According to a new report released by the Tennessee Advisory Commission on Intergovernmental Relations, the state needs at least $28.3 billion of public infrastructure improvements to be in some stage of development during the five-year period of 2004-2009.
Information about the availability of funding to meet Tennessee’s public infrastructure needs indicates that in dollar terms more than half may go unmet. Of the $23.2 billion in needs for which the availability of funding was reported, local officials are confident of only $9 billion of that amount.
The current report, which is based on information provided by state and local officials, shows an increase in needs of $14.7 billion since the first inventory was published six years ago and an increase of about $3.9 billion, or 16 percent, from the October 2005 report.
“This department now has the most comprehensive inventory of infrastructure needs in the project’s nine-year history," said Harry Green, executive director of the Advisory Commission on Intergovernmental Relations. "This report is the second to provide information about the availability of funding. It should concern us all that local officials are only confident of less than half of the funds necessary to meet the needs they have identified.”
The largest increase is in transportation and utilities, which remains the single largest overall.
This category increased from $10.4 billion to $14.6 billion. Transportation needs alone represent $13.7 billion of the total infrastructure needs.
Most of the rest of the increase from the previous inventory was in non-primary education with an increase of $535 million, followed by a jump of $99 million in public health facilities. There were also increases of $93 million in law enforcementand $54 million in K-12 existing school improvements.
This project is the only source of statewide information on the condition of public school buildings and what it would take to get them all in good or better condition.
According to local school officials, 91 percent of local public schools are now in good or excellent condition.
They estimate the cost to put the remaining 9 percent in good or better condition at $608 million, which is a $571 million decrease from the cost reported in the previous report.

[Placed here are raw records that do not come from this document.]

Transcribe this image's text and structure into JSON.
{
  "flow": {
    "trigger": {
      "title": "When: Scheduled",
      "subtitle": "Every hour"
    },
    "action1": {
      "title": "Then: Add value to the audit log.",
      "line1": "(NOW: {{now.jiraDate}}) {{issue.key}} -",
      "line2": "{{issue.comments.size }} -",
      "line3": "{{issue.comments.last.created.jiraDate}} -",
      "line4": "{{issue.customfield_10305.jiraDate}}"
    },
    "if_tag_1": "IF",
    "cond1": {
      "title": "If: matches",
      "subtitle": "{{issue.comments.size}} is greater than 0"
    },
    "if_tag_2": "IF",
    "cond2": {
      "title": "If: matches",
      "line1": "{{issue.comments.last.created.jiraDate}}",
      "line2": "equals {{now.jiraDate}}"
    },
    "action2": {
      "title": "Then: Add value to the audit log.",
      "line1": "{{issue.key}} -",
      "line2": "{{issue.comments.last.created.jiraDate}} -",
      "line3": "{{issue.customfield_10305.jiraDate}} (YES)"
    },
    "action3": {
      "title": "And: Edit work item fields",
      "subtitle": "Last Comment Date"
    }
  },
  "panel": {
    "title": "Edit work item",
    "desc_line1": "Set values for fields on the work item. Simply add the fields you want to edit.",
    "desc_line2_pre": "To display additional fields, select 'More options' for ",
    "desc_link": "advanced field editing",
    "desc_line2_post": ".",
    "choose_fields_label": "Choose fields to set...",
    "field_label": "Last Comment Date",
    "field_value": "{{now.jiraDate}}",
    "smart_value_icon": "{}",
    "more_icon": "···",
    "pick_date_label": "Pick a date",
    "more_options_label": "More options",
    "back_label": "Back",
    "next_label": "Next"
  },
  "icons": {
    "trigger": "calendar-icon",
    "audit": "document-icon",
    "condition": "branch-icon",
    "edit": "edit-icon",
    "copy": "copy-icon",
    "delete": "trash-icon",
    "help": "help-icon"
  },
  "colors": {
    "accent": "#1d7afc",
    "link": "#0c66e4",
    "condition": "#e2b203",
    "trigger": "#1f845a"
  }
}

They also report that 82 percent of all school systems have sufficient space to house the teachers and classrooms required by the smaller class-size standards imposed by the Education Improvement Act in the fall of 2001. The rest use portable classrooms, non-classroom spaces such as libraries and cafeterias for teaching classes, and classrooms that are empty when other teachers have planning periods.
The commission estimates the cost of the remaining classrooms needed to house these teachers at almost $69 million statewide, which is also a huge drop about 86 percent from the cost estimate in the previous report.
“School officials are to be commended for their continued progress toward providing permanent classrooms for the teachers needed to meet the EIA class size mandates," said Rep. Randy Rinks, chairman of the commission. "But, systems with high enrollment growth still face challenges. The amount needed for enrollment growth and replacement schools increased from $1.3 billion in last year's report to almost $1.5 billion currently.”
Total education infrastructure needs for higher education increased from $5.3 billion to $5.6 billion, about 7 percent, since the last report. This was the second largest increase among the six categories. Needs at the state’s public post-secondary schools grew $535 million and are expected to continue to grow because of lottery scholarship-driven enrollment growth.
Health, safety and welfare programs cost $5.2 billion, which is the third largest cost category and accounts for 18.3 percent of the state’s public infrastructure needs. Water and wastewater needs alone total almost $3.2 billion. Water and wastewater, transportation, and local public education combined represent more than 70 percent of the total cost.
The economic development category, which includes business districts and industrial sites and parks, had the largest percentage change as needs decreased by $442 million from the previous report. Business district development needs decreased $342 million, with more than half of that decrease attributable to a reduction in the estimated cost of a project in Nashville.
Officials said conventional wisdom holds that population density should produce lower infrastructure costs because of economies of scale. However, the commission found that relationship did not exist in Tennessee.
As a result, they said the most likely explanation is that urban development requires more infrastructure per capita than rural development does.